[[ Information provided open ]]

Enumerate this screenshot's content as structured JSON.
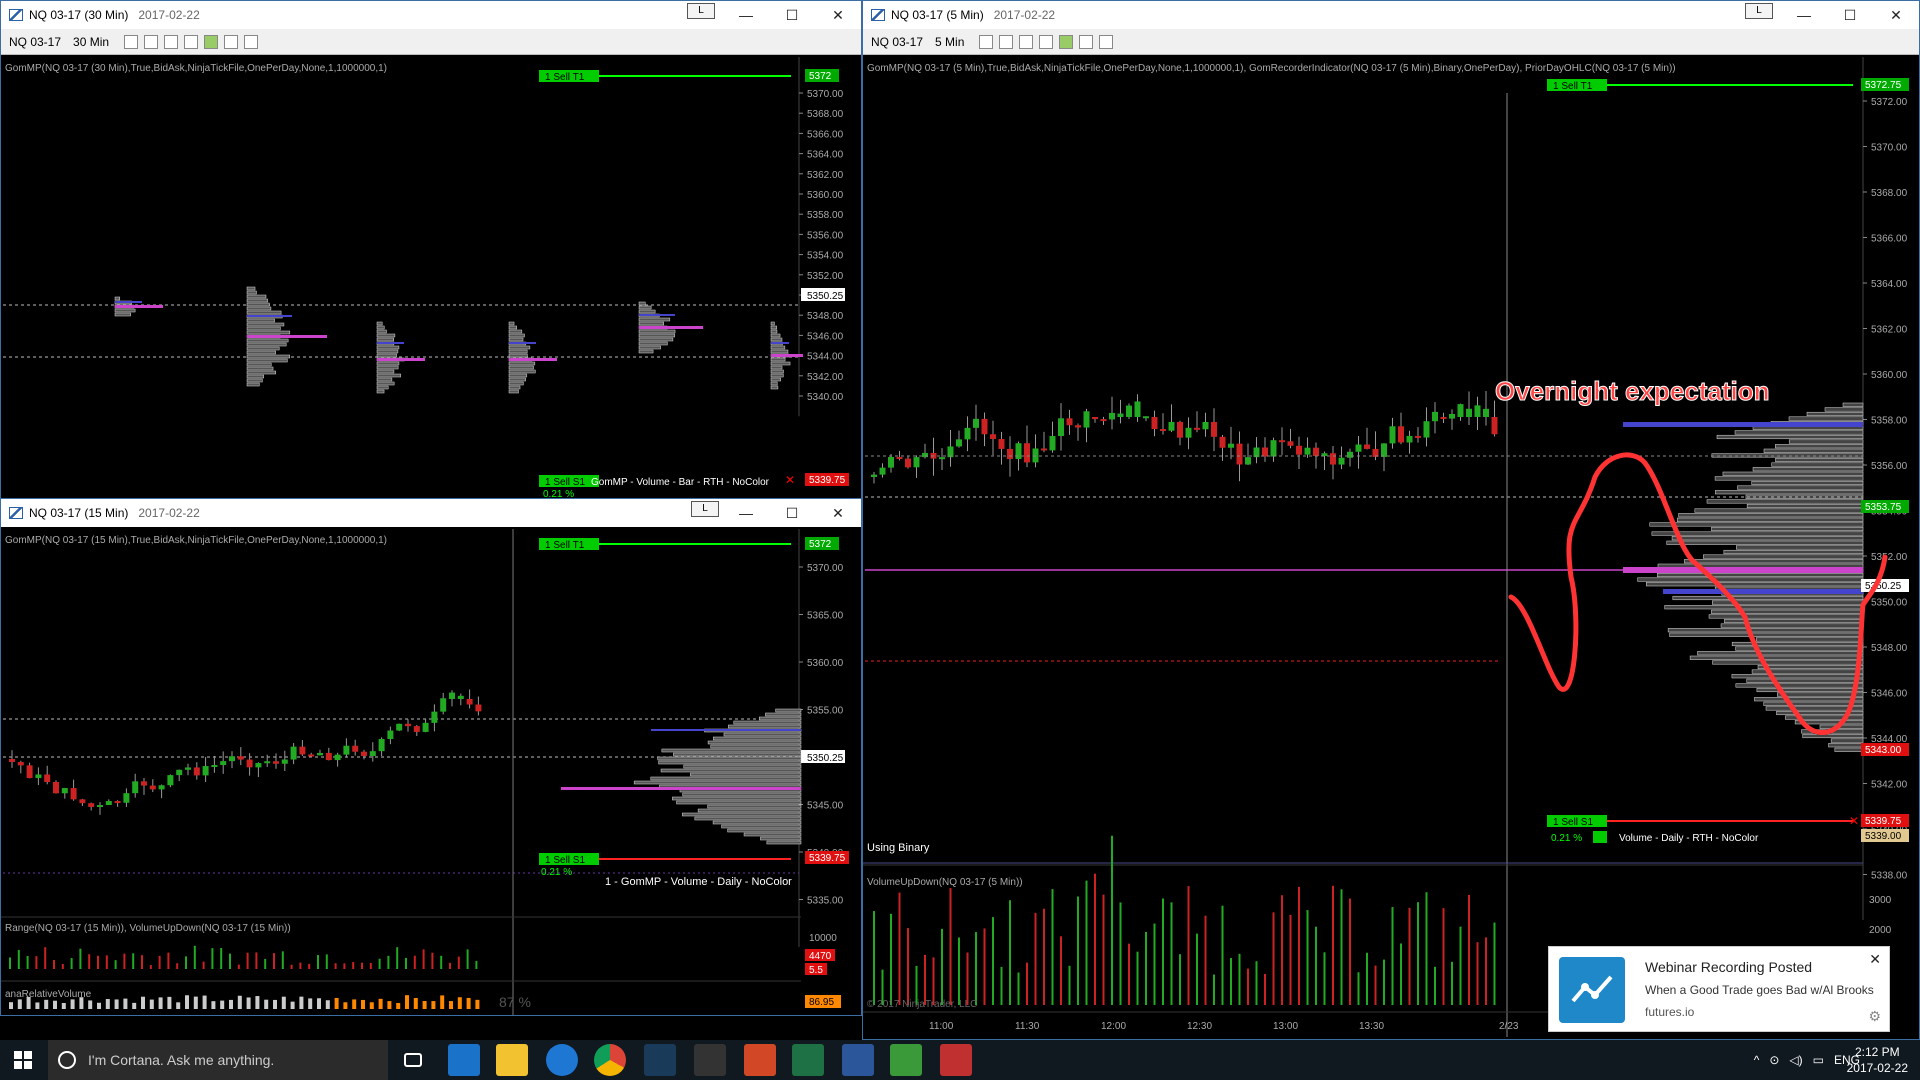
{
  "windows": {
    "w30": {
      "title": "NQ 03-17 (30 Min)",
      "date": "2017-02-22",
      "instrument": "NQ 03-17",
      "period": "30 Min",
      "indicator": "GomMP(NQ 03-17 (30 Min),True,BidAsk,NinjaTickFile,OnePerDay,None,1,1000000,1)",
      "sell_t1": "1  Sell T1",
      "sell_t1_price": "5372",
      "sell_s1": "1  Sell S1",
      "sell_s1_pct": "0.21 %",
      "sell_s1_price": "5339.75",
      "profile_label": "GomMP - Volume - Bar - RTH - NoColor",
      "last_price": "5350.25",
      "ticks": [
        "5370.00",
        "5368.00",
        "5366.00",
        "5364.00",
        "5362.00",
        "5360.00",
        "5358.00",
        "5356.00",
        "5354.00",
        "5352.00",
        "5350.25",
        "5348.00",
        "5346.00",
        "5344.00",
        "5342.00",
        "5340.00"
      ]
    },
    "w15": {
      "title": "NQ 03-17 (15 Min)",
      "date": "2017-02-22",
      "indicator": "GomMP(NQ 03-17 (15 Min),True,BidAsk,NinjaTickFile,OnePerDay,None,1,1000000,1)",
      "sell_t1": "1  Sell T1",
      "sell_t1_price": "5372",
      "sell_s1": "1  Sell S1",
      "sell_s1_pct": "0.21 %",
      "sell_s1_price": "5339.75",
      "profile_label": "1 - GomMP - Volume - Daily - NoColor",
      "last_price": "5350.25",
      "ticks": [
        "5370.00",
        "5365.00",
        "5360.00",
        "5355.00",
        "5350.25",
        "5345.00",
        "5340.00",
        "5335.00"
      ],
      "panel2_label": "Range(NQ 03-17 (15 Min)), VolumeUpDown(NQ 03-17 (15 Min))",
      "panel2_vals": [
        "10000",
        "4470",
        "5.5"
      ],
      "panel3_label": "anaRelativeVolume",
      "panel3_pct": "87 %",
      "panel3_val": "86.95"
    },
    "w5": {
      "title": "NQ 03-17 (5 Min)",
      "date": "2017-02-22",
      "instrument": "NQ 03-17",
      "period": "5 Min",
      "indicator": "GomMP(NQ 03-17 (5 Min),True,BidAsk,NinjaTickFile,OnePerDay,None,1,1000000,1), GomRecorderIndicator(NQ 03-17 (5 Min),Binary,OnePerDay), PriorDayOHLC(NQ 03-17 (5 Min))",
      "sell_t1": "1  Sell T1",
      "sell_t1_price": "5372.75",
      "sell_s1": "1  Sell S1",
      "sell_s1_pct": "0.21 %",
      "sell_s1_price": "5339.75",
      "profile_label": "Volume - Daily - RTH - NoColor",
      "annotation": "Overnight expectation",
      "using": "Using Binary",
      "vol_label": "VolumeUpDown(NQ 03-17 (5 Min))",
      "copyright": "© 2017 NinjaTrader, LLC",
      "price_tags": [
        "5353.75",
        "5350.25",
        "5343.00",
        "5339.00"
      ],
      "ticks": [
        "5372.00",
        "5370.00",
        "5368.00",
        "5366.00",
        "5364.00",
        "5362.00",
        "5360.00",
        "5358.00",
        "5356.00",
        "5354.00",
        "5352.00",
        "5350.00",
        "5348.00",
        "5346.00",
        "5344.00",
        "5342.00",
        "5340.00",
        "5338.00"
      ],
      "vol_ticks": [
        "3000",
        "2000"
      ],
      "times": [
        "11:00",
        "11:30",
        "12:00",
        "12:30",
        "13:00",
        "13:30",
        "2/23"
      ]
    }
  },
  "toast": {
    "title": "Webinar Recording Posted",
    "body": "When a Good Trade goes Bad w/Al Brooks",
    "source": "futures.io"
  },
  "taskbar": {
    "cortana": "I'm Cortana. Ask me anything.",
    "lang": "ENG",
    "time": "2:12 PM",
    "date": "2017-02-22"
  },
  "colors": {
    "up": "#22aa22",
    "down": "#cc2222",
    "sell_t1": "#00ff00",
    "sell_s1": "#ff2222",
    "profile_poc": "#cc44cc",
    "profile_va": "#4444cc",
    "annotation": "#ff3333"
  }
}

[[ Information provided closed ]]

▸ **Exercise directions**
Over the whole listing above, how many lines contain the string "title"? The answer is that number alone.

▸ **Answer to this exercise**
4